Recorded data
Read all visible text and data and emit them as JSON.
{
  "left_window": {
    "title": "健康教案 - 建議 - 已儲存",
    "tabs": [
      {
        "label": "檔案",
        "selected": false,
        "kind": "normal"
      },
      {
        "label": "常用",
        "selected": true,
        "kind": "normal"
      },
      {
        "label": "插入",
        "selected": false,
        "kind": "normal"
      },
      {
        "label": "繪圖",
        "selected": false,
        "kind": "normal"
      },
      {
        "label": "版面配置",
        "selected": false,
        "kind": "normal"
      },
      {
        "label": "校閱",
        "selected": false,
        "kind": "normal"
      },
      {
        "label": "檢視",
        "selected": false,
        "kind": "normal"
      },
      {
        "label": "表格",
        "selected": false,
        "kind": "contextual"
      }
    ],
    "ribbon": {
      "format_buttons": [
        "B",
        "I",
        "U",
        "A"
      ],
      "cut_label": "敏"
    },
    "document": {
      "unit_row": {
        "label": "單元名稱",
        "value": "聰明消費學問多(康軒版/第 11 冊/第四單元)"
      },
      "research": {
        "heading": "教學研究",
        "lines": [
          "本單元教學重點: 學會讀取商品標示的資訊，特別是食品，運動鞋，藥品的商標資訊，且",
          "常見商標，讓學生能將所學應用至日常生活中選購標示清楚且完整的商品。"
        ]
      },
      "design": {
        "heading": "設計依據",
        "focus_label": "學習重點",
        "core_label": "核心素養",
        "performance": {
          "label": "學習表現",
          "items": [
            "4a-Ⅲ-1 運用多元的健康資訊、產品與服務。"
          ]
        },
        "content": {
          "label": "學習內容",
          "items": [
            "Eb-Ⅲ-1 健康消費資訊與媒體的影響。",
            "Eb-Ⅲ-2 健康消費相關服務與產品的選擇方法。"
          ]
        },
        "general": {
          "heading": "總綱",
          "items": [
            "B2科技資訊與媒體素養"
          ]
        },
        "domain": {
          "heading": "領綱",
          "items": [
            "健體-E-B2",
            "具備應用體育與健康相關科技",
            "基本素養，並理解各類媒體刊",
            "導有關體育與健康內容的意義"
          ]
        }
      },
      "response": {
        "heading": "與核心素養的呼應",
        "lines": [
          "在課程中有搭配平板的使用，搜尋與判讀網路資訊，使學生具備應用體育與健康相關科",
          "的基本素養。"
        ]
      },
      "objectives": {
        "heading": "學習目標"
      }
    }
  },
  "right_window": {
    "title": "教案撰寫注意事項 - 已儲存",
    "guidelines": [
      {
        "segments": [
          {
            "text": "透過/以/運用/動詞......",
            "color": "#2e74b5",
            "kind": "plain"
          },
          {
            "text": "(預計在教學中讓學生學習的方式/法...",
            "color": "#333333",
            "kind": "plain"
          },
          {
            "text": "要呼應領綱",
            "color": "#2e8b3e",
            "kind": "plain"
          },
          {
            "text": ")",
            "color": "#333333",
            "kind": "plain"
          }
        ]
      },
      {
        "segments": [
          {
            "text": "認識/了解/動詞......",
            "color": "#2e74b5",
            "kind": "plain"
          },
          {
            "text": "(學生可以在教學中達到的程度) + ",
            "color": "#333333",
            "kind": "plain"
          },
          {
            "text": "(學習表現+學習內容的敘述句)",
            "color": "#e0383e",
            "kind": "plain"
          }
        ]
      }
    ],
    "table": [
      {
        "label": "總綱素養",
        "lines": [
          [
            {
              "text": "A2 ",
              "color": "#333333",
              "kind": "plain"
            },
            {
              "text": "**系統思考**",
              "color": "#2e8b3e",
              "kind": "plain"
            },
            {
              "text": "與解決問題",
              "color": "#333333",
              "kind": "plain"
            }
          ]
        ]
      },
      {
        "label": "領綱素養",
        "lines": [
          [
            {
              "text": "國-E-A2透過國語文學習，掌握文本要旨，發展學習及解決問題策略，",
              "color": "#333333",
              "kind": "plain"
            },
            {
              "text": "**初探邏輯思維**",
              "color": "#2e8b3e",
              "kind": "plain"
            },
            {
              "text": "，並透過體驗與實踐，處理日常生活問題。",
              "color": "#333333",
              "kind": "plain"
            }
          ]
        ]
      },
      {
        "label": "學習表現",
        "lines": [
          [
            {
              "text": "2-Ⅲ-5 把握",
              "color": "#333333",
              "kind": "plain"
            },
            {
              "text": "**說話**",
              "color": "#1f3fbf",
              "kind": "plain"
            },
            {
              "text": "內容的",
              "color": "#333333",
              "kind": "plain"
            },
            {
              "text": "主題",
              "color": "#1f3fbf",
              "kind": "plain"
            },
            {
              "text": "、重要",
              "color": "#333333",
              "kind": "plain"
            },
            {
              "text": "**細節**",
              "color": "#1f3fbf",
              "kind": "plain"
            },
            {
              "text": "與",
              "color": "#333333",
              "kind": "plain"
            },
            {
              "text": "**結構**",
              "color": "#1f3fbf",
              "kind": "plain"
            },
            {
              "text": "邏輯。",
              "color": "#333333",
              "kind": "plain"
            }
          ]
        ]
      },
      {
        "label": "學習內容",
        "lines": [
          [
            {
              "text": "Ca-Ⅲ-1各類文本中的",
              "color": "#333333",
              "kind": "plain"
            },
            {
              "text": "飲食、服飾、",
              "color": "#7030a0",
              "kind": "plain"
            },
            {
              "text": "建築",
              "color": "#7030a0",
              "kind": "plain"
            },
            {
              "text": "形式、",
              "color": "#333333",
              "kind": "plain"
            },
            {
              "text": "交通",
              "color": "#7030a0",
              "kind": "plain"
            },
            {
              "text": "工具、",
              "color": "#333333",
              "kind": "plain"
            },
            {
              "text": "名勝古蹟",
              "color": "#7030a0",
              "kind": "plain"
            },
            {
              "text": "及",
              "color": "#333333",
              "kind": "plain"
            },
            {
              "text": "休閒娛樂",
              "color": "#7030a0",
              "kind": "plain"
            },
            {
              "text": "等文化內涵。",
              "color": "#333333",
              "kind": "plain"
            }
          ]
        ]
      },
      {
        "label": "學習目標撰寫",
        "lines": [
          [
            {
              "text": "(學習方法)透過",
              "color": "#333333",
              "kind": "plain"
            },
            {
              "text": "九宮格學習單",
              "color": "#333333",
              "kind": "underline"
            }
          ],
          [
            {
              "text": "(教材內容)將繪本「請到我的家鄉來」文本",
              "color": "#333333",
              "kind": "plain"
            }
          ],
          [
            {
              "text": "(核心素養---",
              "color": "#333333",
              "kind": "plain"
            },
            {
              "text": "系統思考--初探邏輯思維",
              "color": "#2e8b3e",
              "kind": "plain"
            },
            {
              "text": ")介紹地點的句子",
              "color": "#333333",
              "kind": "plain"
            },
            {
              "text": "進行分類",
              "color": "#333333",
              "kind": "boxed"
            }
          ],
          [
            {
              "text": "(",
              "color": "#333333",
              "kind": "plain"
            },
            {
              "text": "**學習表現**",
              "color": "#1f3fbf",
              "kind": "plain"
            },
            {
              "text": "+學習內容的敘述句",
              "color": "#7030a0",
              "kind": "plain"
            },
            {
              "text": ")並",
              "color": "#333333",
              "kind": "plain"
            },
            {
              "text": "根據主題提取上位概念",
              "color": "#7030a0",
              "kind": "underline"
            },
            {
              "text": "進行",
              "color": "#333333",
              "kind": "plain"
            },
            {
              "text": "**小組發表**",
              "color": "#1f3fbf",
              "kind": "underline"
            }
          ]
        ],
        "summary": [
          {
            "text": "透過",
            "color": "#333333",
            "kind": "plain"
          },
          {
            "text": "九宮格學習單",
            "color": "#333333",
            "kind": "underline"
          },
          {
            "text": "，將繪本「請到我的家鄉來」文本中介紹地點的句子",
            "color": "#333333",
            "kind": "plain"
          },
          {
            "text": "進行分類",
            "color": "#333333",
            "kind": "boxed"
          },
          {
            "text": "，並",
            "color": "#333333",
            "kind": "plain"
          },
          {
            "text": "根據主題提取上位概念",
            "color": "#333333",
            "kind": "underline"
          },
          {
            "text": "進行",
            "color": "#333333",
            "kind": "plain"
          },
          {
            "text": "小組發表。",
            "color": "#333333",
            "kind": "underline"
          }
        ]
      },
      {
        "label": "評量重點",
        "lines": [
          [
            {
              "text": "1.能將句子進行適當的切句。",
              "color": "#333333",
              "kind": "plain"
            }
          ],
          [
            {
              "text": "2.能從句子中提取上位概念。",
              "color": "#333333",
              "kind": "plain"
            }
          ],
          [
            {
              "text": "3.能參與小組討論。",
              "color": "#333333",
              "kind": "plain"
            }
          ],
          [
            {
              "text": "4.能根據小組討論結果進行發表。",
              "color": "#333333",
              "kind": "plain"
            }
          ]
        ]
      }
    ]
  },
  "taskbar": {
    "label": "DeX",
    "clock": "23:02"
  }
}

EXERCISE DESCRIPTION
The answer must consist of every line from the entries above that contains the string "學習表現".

YOUR SOLUTION
          "label": "學習表現",
            "text": "(學習表現+學習內容的敘述句)",
        "label": "學習表現",
              "text": "**學習表現**",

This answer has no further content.